      But the darker side of veterinary Extension is yet veterinary scientist had not recognised extension education and services as specialist job. Various top veterinary Universities like GADVSU Ludhiana had diluted it at grossroot level. They had made recruitment of surgery, medicine and gynaecology fellows in Extension descipline. Even after 73 years of independence, every veterinary University has not got extension specialist to teach their students, which had produced veterinary graduates for extension services but these are incompetent extensionist. These incompetent extensionist in veterinary sector had detoriated extension to extreme level.
      In veterinary sector, there is only one grand sucess story of white revolution done by milk cooperative through market led extension. Rest all the technologies developed by any research institute had not got full exploration till date.
      1. Artificial insemination was discovered as potent tool for upgradation of breed, still non descript animals are prevalent, proves it’s failure.
      2. No institute had got its recognition for animal pool for purchasing good quality animal for starting a dairy venture.
      3. Veterinary graduate cannot prepare feasible bank loan project
      4. No veterinary graduate have interest in attracting farmer towards dairy or livestock enterprise.
      5. In veterinary sector there is lack of livestock breeder, livestock nutristist, production manager, laboratory diagnosis, market advisor.
      6. Only veterinary clinicians had got recognition and rest all are viped out, because veterinary fraternity and policy makers didnot recognised extension as potential tool for revolutionising the fraternity.
      7. Even in more than 10 veterinary Universities, majority don’t have Directorate of Extension and if it is, it is led by some other fellow who don’t have basic knowledge of extension.
      That’s why veterinary research institutes and veterinary College had not justified their research output and day by day government started derecognising and short cuting financial budget for veterinary research.
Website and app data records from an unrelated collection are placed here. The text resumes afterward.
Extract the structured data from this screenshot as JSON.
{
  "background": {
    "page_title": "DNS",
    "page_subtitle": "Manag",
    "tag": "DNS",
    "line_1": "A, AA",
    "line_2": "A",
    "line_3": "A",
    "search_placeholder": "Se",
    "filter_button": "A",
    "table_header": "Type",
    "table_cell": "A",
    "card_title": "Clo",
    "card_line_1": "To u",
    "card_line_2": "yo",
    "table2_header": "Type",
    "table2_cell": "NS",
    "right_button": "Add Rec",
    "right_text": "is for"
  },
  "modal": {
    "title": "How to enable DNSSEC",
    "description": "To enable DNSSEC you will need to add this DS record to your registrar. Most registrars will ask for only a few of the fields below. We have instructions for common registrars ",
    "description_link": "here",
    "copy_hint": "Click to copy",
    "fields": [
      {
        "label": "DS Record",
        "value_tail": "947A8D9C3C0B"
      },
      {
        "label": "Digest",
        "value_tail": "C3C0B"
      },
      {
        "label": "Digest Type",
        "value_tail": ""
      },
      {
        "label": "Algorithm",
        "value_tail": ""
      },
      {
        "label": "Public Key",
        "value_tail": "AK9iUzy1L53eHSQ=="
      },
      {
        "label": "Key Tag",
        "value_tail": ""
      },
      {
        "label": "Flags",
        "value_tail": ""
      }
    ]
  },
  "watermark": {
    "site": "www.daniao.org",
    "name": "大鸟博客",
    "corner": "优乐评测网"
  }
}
Thanks to Dr Mahesh Chander sir and faculty of IVRI Bareilly, who had made existence of Extension in veterinary science, otherwise veterinary scientist had myth of
      a) no need of extension in veterinary sector or
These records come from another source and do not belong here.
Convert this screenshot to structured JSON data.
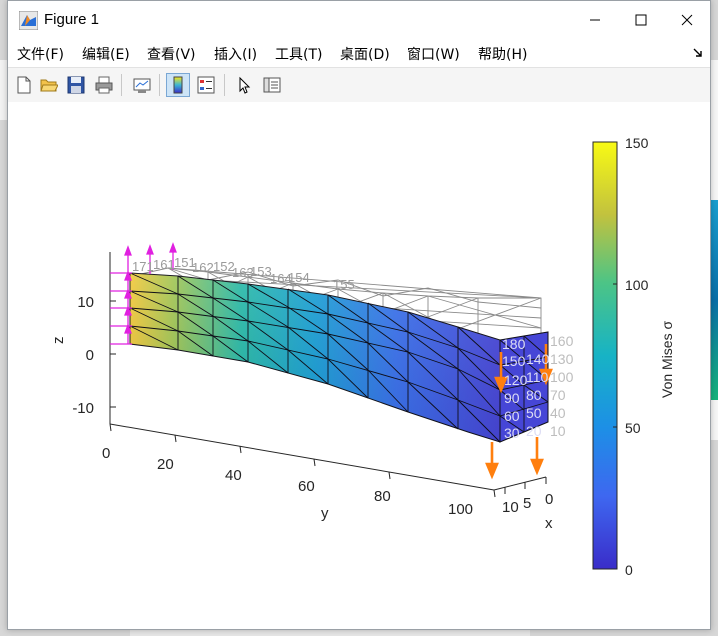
{
  "window": {
    "title": "Figure 1",
    "menu": [
      {
        "label": "文件(F)",
        "name": "menu-file"
      },
      {
        "label": "编辑(E)",
        "name": "menu-edit"
      },
      {
        "label": "查看(V)",
        "name": "menu-view"
      },
      {
        "label": "插入(I)",
        "name": "menu-insert"
      },
      {
        "label": "工具(T)",
        "name": "menu-tools"
      },
      {
        "label": "桌面(D)",
        "name": "menu-desktop"
      },
      {
        "label": "窗口(W)",
        "name": "menu-window"
      },
      {
        "label": "帮助(H)",
        "name": "menu-help"
      }
    ],
    "menu_overflow_icon": "dock-arrow-icon"
  },
  "toolbar": {
    "buttons": [
      {
        "name": "new-figure-button",
        "icon": "new-document-icon"
      },
      {
        "name": "open-file-button",
        "icon": "folder-open-icon"
      },
      {
        "name": "save-figure-button",
        "icon": "floppy-disk-icon"
      },
      {
        "name": "print-figure-button",
        "icon": "printer-icon"
      },
      {
        "name": "link-plot-button",
        "icon": "link-plot-icon"
      },
      {
        "name": "insert-colorbar-button",
        "icon": "colorbar-icon",
        "active": true
      },
      {
        "name": "insert-legend-button",
        "icon": "legend-icon"
      },
      {
        "name": "edit-plot-button",
        "icon": "pointer-arrow-icon"
      },
      {
        "name": "property-inspector-button",
        "icon": "property-inspector-icon"
      }
    ]
  },
  "plot": {
    "zlabel": "z",
    "ylabel": "y",
    "xlabel": "x",
    "z_ticks": [
      "10",
      "0",
      "-10"
    ],
    "y_ticks": [
      "0",
      "20",
      "40",
      "60",
      "80",
      "100"
    ],
    "x_ticks": [
      "10",
      "5",
      "0"
    ],
    "colorbar": {
      "label": "Von Mises σ",
      "ticks": [
        "150",
        "100",
        "50",
        "0"
      ],
      "range": [
        0,
        150
      ],
      "colors": [
        "#3a2dc9",
        "#3e67f0",
        "#17a0db",
        "#16bca5",
        "#74c95a",
        "#f5b832",
        "#f8fa14"
      ]
    },
    "top_node_labels": [
      "171",
      "161",
      "151",
      "162",
      "152",
      "163",
      "153",
      "164",
      "154",
      "155"
    ],
    "end_labels_right": [
      "160",
      "130",
      "100",
      "70",
      "40",
      "10"
    ],
    "end_labels_mid": [
      "180",
      "150",
      "140",
      "120",
      "110",
      "90",
      "80",
      "60",
      "50",
      "30",
      "20"
    ],
    "load_arrow_color": "#ff7f0e",
    "constraint_color": "#e020e0"
  }
}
      b) everyone can perform extension activities without basic knowledge of Extension science.

      Impact of non existence of full fledge Veterinary Extension:
      1. No technology had got its justified potential
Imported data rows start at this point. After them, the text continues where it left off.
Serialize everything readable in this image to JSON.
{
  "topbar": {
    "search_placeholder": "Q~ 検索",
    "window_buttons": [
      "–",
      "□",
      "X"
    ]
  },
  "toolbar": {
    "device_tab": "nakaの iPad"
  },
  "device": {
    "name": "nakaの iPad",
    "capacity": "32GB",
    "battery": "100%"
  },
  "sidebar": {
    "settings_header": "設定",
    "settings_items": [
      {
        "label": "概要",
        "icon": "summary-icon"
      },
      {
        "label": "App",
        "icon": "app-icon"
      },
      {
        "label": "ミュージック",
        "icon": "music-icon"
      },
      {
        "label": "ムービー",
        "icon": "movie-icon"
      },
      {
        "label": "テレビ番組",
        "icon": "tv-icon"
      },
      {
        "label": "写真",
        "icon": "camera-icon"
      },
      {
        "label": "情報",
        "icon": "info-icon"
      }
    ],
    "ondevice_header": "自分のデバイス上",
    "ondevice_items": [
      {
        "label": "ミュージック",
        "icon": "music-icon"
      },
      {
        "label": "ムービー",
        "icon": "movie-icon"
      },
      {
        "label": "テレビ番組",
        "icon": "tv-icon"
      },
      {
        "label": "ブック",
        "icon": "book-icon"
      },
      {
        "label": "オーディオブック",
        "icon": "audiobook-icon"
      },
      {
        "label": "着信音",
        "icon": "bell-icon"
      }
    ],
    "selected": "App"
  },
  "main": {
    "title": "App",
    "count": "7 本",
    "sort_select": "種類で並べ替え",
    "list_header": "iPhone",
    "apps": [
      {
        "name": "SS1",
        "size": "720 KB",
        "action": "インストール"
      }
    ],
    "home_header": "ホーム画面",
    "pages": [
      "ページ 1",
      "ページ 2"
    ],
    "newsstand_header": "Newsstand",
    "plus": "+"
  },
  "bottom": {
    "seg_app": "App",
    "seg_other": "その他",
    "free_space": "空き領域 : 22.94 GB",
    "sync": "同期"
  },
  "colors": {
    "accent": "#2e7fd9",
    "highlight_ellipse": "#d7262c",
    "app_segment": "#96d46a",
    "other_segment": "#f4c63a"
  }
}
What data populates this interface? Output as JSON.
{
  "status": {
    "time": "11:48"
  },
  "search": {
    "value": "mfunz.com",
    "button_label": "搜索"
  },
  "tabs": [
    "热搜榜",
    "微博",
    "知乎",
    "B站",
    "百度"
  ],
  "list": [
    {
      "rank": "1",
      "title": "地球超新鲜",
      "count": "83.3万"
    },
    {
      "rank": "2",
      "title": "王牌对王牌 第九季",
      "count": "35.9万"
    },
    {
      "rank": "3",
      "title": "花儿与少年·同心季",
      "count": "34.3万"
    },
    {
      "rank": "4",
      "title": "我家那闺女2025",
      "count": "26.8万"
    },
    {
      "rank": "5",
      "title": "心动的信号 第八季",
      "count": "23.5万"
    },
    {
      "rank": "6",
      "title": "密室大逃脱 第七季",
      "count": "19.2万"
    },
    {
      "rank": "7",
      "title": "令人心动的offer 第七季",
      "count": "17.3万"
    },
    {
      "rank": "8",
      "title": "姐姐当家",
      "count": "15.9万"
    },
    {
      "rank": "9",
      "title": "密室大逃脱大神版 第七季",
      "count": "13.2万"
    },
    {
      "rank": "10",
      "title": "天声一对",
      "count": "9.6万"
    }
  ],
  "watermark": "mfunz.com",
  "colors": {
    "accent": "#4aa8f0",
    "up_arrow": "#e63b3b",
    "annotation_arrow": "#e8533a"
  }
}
      2. No farmer leaves farming due to loss in agriculture, but dairy farmers had left livestock rearing resulting tremendous increase in stray animal population.
      3. Non availability of timely veterinary extension advisory services
      4. Veterinary Extensionist are not enough competent to give fruitful advices
      5. Veterinary Extension limited to organising animal health camp, which is not job of extensionist but of clinician in the institute
      6. Arrangements of physical facilities in the site of any program is done by Extension Scientist, which can be performed by any layman also.
      7. Soon or later, veterinary research will be wiped out due to lack of its practical utility for the poor and pro poor farmers.
      8. Veterinary Extension will be limited to capitalist of the country, who have capabilities to hire private veterinary Extension services, because number of competent veterinary Extensionist will be reduced to endangered level.
      9. Milk and milk product adulteration had gone much deeper than one can expect. It might be my short sightedness, but I think no one can say I am procuring pure milk after paying double the market prices. Detoriation of milk constituent had been practiced leagally by milk cooperatives also in name of toned, double toned, standardized milk etc. Adulteration is due to huge gap in demand and supply, milk revolution is still awaited.

  • Very timely and well written covering diffrent aspects of livestock and poultry. Congratulations to the authors and AESA.